The city has a distinct community within it, West Garden Grove, which is located in the westernmost portion of the city.
Garden Grove was founded by Alonzo Cook in 1874. A school district and Methodist church were organized that year. It remained a small rural crossroads until the arrival of the railroad in 1905. The rail connection helped the town prosper with crops of orange, walnuts, chili peppers and -- later -- strawberries. In 1933, much of the town's central business district was destroyed by the Long Beach earthquake, and one person was killed. The post-World War II boom led to rapid development, and Garden Grove was incorporated as a city in 1956 with about 44,000 residents.
By 1960, population had grown to 85,000; by 1970 it was 120,000. In the late Seventies and Eighties a significant Asian population (primarily Vietnamese and Korean) began to locate in the area. In recent years, Harbor Boulevard has become a booming entertainment and tourism area, served by nine high-rise hotels. Well-known Garden Grove residents include actor Steve Martin, adventurer Steve Fossett and baseball stars Lenny Dykstra and Alan Trammell. Garden Grove also lends its name to a song by the famous Southern California band Sublime, on their eponymous album.
The annual Strawberry Festival, over Memorial Day weekend, is one of the largest community festivals in the western United States, attracting an estimated 250,000 visitors. It celebrates the city's agricultural past, which include crops such as chili peppers, oranges, walnuts and strawberries.
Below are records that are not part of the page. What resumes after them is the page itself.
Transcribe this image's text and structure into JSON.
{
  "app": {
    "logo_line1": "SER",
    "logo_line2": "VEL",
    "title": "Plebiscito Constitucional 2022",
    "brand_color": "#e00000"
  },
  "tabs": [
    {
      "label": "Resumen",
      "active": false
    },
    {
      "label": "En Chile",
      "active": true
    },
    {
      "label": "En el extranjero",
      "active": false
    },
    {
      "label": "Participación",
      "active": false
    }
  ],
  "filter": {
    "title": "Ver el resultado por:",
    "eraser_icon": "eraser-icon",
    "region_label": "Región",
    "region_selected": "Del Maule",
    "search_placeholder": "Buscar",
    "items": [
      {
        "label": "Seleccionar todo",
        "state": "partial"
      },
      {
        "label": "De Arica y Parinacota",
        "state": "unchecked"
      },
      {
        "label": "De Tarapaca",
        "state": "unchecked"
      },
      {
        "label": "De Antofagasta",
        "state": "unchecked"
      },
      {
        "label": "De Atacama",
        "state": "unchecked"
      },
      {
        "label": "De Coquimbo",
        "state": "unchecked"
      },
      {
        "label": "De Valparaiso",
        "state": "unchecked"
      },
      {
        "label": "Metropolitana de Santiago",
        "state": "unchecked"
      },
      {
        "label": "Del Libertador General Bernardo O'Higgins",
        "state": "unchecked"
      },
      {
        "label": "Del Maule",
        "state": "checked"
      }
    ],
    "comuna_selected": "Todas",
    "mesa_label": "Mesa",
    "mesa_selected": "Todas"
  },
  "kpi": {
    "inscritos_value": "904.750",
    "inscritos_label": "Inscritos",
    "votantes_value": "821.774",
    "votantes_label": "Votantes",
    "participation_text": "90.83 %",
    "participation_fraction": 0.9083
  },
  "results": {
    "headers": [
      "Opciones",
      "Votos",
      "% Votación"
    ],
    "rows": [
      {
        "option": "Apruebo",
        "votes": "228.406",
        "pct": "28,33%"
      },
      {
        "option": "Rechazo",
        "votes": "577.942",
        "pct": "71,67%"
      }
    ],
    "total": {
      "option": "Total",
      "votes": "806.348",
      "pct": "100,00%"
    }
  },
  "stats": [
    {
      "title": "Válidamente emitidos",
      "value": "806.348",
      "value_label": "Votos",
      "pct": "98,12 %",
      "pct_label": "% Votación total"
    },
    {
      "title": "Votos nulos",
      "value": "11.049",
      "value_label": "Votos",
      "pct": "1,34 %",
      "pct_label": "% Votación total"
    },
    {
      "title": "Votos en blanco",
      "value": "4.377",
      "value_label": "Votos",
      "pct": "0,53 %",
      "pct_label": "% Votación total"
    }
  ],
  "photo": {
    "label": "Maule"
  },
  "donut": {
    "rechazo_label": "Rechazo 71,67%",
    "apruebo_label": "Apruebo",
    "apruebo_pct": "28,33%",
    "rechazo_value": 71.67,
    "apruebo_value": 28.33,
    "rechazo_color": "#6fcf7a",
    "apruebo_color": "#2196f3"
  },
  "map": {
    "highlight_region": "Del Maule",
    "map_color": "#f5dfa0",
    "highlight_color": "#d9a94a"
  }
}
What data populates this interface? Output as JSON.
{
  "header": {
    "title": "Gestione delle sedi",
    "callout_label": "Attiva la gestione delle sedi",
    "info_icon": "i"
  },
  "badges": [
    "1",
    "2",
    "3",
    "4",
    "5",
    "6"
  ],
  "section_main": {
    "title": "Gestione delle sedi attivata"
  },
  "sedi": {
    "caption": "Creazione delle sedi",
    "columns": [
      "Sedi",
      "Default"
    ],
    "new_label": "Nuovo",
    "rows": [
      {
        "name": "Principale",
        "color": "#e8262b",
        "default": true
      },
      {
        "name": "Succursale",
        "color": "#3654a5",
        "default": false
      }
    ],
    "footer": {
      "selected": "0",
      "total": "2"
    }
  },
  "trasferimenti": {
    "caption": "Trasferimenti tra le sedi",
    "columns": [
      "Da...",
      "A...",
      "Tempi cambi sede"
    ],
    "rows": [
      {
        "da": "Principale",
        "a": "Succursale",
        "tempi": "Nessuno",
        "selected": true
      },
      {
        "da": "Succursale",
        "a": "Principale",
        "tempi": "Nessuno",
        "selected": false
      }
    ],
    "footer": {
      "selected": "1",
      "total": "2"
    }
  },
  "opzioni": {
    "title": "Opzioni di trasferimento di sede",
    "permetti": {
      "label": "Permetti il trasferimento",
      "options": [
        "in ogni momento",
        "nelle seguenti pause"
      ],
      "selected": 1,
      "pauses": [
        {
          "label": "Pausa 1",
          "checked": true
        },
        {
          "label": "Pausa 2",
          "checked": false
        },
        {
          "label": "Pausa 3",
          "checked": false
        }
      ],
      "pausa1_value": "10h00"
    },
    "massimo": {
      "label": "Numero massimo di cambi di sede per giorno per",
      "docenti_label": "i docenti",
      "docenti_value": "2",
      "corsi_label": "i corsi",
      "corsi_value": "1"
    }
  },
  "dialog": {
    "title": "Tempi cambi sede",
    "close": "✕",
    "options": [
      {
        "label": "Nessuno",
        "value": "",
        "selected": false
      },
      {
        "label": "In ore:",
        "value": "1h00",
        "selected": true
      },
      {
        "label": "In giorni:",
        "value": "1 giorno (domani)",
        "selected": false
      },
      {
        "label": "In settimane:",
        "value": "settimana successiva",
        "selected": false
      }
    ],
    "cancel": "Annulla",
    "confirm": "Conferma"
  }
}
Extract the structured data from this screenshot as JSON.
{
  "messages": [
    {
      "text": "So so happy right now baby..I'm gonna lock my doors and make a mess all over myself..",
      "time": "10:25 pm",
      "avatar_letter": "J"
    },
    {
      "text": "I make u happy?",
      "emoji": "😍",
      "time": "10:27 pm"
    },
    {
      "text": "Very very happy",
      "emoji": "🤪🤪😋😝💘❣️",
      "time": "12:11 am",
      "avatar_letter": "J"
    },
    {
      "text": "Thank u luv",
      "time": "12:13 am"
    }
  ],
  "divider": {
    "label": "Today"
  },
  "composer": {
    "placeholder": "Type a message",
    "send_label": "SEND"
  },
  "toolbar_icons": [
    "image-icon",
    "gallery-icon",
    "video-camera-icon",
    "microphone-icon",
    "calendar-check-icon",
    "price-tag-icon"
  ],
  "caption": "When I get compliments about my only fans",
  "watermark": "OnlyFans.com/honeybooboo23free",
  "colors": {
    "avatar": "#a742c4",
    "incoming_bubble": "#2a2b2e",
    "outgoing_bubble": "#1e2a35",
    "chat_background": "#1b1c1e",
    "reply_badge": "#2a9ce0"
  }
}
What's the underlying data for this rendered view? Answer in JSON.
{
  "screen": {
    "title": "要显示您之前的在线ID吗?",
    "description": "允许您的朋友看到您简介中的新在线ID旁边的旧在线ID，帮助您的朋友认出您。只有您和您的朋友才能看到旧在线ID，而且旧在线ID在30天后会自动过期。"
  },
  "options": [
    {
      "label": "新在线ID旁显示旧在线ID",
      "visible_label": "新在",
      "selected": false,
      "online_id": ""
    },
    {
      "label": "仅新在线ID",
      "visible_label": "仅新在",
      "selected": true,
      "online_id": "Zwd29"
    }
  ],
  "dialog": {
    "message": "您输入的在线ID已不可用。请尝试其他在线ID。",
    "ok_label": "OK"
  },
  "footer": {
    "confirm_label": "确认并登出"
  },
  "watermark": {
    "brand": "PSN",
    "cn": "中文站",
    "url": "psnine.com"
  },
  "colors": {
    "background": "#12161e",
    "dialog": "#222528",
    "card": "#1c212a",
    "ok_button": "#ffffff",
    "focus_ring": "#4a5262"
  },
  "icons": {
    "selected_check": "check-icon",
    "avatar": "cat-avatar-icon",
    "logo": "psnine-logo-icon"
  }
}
One strawberry field remains within city limits, at Euclid Street and Hazard Avenue.